Your task:
Of the entries that follow, how many lines hold the word "time"? Reply with the number only.

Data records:
BEGIN

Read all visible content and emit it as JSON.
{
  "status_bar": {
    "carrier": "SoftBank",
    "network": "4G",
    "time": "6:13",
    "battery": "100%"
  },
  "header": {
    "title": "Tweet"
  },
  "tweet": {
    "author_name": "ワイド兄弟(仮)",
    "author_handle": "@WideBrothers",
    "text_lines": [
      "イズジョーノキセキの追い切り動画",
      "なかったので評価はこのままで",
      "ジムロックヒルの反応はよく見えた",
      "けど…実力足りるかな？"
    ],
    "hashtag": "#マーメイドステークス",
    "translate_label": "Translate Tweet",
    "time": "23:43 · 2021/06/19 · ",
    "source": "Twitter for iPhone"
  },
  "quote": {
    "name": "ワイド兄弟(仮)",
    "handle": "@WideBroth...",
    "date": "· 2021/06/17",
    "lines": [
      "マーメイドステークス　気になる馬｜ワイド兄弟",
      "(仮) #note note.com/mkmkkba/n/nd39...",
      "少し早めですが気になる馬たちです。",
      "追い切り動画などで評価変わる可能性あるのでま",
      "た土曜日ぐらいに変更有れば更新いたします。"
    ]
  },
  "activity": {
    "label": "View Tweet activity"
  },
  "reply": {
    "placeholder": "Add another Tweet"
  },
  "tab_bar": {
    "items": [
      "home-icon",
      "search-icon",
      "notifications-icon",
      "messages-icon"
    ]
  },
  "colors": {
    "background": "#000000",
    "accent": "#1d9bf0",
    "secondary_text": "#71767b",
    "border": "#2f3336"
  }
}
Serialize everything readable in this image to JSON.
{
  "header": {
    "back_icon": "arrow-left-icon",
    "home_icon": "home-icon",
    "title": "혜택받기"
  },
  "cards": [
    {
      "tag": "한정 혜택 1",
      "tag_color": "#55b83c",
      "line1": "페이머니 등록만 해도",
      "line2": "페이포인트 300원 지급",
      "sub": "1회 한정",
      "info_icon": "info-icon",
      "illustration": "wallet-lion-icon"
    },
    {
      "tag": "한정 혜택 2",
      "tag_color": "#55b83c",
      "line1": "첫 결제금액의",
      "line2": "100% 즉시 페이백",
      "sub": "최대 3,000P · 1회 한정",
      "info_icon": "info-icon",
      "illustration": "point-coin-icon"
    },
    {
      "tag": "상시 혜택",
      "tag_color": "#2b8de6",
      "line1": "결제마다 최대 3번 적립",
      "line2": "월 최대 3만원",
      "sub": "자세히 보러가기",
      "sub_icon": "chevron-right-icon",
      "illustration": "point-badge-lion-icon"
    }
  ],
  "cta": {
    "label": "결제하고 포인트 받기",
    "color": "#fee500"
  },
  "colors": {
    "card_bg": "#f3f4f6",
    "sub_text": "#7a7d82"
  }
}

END
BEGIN

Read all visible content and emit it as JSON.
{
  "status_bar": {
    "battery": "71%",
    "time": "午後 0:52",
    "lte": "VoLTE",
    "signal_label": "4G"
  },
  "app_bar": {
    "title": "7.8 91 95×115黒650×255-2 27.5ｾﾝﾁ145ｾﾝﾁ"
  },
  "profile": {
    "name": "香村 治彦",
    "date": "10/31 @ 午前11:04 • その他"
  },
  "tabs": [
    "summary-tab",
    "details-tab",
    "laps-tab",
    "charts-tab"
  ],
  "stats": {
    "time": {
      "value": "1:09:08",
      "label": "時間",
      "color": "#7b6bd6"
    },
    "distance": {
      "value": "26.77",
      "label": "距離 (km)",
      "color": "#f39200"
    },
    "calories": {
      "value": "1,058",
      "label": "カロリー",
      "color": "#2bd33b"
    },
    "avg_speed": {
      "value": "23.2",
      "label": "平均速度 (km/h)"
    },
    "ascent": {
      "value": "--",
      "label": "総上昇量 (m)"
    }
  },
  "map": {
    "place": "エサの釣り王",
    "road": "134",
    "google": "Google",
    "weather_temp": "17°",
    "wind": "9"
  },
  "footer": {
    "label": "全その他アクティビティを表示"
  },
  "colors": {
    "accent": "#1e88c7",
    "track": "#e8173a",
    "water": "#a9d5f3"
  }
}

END

Solution to the problem:
4